“The new CAP guidelines imply the appellate authorities would become more aggressive against assessees to help reduce the arrears. With elections approaching, is it practical for them to adopt such measures on a wide scale?” Pagur Desai, a chartered accountant told IANS. However, Commissioner of Income Tax & CBDT spokesperson Surabhi Ahluwalia said “there is no question of a ‘Tax Terror Regime’ and the intent behind incentivising the CIT(A) has been completely misconstrued.”
The CIT(A), the spokesman said, was the only appellate authority who has the power to enhance an assessment, to remove deficiencies in respect of an assessment order and initiate penalty, wherever necessary. “Therefore, the said statutory power/inherent power of CIT(A) does not amount to any kind of ‘Tax Terror’,” she added, seeking to allay apprehensions of stakeholders.
Stressing on the independence of CIT(A), Katalyst Advisors Managing Partner Ketan Dalal said they are supposed to discharge appellate functions and hence perform judicial duties. “The CBDT’s direction for ‘quality orders’ is very unfortunate and contrary to basic tenet of independence of appellate authorities. It will be hardly possible for them to be independent when their career progress is impliedly dependent on their functioning like assessing officers, rather than discharging judicial functions,” Dalal told IANS.
In August, major stakeholders like Indian Merchants Chamber, Bombay Chartered Accountants’ Society, Chartered Accountants Association of Ahmedabad & Surat, Karnataka State Chartered Accountants Association and Lucknow Chartered Accountants Society in a 5-page representation to Finance Secretary Hasmukh Adhia, slammed the CBDT move.
The I-T department, they said, was issuing prosecution notices “mechanically to meet targets,” for smallest of faults and “regularly causing havoc by coercive recovery measures every year.” This, they contended “created fear psychosis” among tax-payers and foreign investors, especially since a majority of such orders had been quashed later in courts.
“It is imperative that necessary directives be issued by the (Finance) Ministry that no steps be taken by CBDT whereby the actions cause harm to taxpayers and the promise of non-adversarial tax regime is broken,” said the memorandum.
According to the CBDT, of the total 3.22 lakh appeals pending as of April 1, 2018, there are 1.96 lakh in the below Rs 10 lakh category and includes 1.15 lakh appeals less than a paltry Rs 2 lakh.
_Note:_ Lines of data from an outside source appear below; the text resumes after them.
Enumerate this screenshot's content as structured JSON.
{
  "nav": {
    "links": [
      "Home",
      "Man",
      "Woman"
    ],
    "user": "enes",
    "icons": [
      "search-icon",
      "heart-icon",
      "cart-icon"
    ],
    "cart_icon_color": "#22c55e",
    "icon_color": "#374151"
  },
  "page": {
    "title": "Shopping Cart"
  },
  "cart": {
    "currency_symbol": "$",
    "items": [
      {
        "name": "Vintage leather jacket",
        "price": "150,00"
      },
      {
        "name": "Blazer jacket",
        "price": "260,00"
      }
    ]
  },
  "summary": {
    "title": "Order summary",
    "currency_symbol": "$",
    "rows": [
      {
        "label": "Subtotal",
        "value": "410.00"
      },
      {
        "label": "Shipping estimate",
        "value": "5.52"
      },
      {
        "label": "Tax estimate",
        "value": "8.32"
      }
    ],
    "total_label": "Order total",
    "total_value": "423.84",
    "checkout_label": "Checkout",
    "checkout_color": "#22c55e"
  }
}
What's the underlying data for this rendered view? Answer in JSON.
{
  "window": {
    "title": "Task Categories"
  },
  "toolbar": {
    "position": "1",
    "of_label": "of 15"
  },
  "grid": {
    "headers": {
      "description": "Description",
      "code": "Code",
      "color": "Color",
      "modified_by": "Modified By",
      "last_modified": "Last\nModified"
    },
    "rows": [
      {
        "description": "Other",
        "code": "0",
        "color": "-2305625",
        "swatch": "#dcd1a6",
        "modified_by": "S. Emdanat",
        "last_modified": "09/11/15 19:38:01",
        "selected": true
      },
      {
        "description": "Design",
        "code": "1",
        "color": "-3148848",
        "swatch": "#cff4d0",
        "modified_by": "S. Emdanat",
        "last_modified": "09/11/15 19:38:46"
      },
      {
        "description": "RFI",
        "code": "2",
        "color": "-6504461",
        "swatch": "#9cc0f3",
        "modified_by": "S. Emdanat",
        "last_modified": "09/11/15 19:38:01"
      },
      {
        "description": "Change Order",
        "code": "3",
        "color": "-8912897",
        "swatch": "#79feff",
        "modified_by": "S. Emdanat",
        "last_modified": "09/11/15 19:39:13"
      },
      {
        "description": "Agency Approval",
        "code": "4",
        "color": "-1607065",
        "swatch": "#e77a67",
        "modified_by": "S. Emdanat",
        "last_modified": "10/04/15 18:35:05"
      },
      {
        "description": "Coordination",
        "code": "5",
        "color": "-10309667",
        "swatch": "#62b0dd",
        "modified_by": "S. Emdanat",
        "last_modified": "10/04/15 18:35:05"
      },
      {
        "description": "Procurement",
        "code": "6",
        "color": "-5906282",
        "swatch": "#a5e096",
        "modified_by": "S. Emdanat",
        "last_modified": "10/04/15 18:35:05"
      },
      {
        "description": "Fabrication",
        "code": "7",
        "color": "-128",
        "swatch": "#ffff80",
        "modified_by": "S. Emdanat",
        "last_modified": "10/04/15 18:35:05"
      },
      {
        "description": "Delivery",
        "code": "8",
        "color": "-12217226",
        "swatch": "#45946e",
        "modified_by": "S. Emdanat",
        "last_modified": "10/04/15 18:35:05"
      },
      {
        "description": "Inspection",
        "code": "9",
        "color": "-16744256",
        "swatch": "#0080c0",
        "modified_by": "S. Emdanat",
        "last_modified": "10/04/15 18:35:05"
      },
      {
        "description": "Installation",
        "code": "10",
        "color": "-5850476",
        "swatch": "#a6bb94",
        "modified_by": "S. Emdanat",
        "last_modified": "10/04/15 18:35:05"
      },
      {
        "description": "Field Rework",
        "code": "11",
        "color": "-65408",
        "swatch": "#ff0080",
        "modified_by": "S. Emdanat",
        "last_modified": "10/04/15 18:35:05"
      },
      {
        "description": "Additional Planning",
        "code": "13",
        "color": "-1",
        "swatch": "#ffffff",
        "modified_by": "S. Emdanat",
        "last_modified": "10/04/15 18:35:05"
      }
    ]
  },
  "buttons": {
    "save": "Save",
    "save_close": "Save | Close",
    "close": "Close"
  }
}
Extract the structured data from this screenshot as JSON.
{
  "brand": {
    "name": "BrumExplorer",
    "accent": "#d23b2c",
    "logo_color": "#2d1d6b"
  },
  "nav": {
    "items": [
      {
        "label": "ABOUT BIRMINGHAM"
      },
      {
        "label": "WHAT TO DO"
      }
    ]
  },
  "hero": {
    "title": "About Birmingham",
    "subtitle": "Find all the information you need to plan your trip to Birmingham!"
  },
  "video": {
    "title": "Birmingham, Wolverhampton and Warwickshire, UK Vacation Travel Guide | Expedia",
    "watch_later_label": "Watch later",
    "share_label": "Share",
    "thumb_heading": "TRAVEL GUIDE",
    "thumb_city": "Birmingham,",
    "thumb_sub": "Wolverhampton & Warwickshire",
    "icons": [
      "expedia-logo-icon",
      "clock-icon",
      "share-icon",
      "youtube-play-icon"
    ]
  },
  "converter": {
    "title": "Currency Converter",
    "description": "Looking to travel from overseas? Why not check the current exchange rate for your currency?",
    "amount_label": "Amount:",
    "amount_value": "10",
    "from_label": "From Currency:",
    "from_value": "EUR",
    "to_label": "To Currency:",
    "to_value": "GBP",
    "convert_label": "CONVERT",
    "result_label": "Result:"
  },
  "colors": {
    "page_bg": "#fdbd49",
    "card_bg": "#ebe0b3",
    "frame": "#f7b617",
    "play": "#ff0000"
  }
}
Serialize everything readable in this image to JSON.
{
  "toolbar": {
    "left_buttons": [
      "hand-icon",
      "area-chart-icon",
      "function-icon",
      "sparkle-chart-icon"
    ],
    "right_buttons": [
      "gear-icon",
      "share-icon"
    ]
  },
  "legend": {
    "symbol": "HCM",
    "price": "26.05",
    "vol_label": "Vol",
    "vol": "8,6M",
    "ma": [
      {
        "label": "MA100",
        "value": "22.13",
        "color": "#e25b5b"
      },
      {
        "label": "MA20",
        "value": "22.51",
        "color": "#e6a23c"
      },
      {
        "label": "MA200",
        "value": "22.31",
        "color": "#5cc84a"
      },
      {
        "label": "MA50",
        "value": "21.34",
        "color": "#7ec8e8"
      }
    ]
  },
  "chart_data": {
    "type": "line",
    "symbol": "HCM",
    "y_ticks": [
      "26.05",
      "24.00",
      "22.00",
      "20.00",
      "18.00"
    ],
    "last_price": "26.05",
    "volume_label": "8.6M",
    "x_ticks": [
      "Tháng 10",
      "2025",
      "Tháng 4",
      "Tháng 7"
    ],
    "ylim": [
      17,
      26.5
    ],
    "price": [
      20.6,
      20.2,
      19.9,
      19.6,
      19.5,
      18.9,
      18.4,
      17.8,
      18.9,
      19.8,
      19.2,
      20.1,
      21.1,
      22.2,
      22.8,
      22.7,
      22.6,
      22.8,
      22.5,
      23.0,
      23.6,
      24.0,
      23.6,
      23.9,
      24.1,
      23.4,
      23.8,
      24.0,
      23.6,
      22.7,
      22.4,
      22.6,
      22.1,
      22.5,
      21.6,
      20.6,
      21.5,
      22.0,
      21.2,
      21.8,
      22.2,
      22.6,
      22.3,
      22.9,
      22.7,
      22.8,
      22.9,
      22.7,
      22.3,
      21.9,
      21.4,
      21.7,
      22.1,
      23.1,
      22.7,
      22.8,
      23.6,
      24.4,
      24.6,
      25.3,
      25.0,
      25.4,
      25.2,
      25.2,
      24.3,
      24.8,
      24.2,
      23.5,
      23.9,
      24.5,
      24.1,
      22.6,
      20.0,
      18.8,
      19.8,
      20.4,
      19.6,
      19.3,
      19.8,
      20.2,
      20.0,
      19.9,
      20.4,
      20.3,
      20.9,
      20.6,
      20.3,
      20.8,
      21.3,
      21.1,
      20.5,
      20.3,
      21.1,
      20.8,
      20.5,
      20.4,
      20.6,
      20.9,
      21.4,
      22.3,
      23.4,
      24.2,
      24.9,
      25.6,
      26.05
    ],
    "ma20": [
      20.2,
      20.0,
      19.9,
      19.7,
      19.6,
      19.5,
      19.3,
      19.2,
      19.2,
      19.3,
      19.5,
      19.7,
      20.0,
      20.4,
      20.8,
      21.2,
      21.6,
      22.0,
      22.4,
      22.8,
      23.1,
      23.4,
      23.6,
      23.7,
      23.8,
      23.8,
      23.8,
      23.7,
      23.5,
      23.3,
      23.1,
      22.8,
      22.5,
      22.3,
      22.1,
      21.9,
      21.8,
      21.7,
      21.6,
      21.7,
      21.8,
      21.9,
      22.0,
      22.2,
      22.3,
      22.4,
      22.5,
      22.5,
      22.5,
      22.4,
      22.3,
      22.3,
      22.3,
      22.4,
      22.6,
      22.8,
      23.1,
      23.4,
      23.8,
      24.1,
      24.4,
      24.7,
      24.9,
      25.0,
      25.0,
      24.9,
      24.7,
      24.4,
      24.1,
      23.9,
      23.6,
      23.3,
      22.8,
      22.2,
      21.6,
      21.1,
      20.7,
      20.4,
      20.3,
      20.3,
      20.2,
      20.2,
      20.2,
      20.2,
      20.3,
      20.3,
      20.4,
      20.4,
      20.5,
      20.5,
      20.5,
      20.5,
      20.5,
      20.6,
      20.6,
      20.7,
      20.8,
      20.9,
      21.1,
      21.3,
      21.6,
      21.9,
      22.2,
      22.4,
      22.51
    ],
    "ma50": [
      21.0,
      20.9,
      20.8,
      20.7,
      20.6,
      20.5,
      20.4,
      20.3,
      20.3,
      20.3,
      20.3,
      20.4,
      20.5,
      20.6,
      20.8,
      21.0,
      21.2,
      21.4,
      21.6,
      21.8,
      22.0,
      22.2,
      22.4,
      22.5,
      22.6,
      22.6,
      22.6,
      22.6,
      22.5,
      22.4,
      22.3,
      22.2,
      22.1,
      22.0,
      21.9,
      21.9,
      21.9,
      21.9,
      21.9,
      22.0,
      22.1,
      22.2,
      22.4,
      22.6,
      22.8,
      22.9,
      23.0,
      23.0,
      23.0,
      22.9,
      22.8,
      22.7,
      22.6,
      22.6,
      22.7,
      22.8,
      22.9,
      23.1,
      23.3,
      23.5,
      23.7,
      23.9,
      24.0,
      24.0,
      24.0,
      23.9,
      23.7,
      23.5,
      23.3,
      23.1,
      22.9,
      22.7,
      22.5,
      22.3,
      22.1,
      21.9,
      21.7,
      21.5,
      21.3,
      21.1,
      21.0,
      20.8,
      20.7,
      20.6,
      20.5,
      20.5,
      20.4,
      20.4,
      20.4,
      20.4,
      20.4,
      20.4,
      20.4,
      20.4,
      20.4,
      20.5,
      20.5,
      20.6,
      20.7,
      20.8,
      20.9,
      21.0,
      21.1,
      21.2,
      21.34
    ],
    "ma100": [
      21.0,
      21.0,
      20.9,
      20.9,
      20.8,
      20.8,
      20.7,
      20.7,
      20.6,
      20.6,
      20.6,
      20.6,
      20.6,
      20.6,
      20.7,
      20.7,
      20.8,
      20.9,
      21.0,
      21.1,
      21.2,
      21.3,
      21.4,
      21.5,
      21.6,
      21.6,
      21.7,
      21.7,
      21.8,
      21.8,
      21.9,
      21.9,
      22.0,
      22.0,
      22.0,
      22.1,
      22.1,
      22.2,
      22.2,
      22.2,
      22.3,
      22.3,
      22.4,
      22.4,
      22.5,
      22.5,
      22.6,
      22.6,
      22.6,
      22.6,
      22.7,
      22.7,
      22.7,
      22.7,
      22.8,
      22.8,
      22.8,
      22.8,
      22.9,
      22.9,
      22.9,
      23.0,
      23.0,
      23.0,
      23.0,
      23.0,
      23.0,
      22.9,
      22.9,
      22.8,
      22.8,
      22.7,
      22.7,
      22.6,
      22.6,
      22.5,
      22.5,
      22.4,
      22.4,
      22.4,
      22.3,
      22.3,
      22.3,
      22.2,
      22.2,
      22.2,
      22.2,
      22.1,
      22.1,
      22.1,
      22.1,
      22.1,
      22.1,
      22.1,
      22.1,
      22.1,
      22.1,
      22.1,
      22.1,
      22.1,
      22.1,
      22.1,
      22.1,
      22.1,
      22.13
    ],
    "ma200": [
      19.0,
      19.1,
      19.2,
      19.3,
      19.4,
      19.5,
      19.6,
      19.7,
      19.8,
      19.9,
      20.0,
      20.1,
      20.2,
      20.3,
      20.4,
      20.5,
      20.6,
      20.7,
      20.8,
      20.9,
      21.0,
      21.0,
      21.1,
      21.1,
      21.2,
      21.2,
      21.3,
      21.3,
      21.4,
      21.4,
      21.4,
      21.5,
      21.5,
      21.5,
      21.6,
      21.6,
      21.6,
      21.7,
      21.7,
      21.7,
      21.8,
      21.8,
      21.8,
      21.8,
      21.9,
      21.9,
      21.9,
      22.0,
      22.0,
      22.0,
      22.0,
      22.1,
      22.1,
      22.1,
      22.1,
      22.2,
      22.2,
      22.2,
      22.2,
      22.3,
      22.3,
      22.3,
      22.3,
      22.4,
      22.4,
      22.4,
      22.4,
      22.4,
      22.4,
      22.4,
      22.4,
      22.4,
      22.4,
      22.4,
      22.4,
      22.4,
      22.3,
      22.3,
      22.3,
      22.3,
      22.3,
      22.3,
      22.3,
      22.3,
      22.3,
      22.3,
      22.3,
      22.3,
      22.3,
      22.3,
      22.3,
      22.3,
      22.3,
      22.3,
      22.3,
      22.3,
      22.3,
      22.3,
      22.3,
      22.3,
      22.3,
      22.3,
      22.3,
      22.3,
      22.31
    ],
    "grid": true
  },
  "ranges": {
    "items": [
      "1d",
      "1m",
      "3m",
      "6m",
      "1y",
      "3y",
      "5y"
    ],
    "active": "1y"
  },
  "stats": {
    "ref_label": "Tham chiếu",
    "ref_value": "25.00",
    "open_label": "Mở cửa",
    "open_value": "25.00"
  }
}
In all, 22,256 appeals are pending for over five years. Interestingly, the highest targets set for mopping up the arrears (RAD) is set for the Mumbai region — Rs 1.56 lakh crore and then Delhi — Rs 92,645 crore. Apart from action on arrears, the CBDT has set out a fresh target of 1.25 crore new return filers to be added during the current year to widen the tax-base.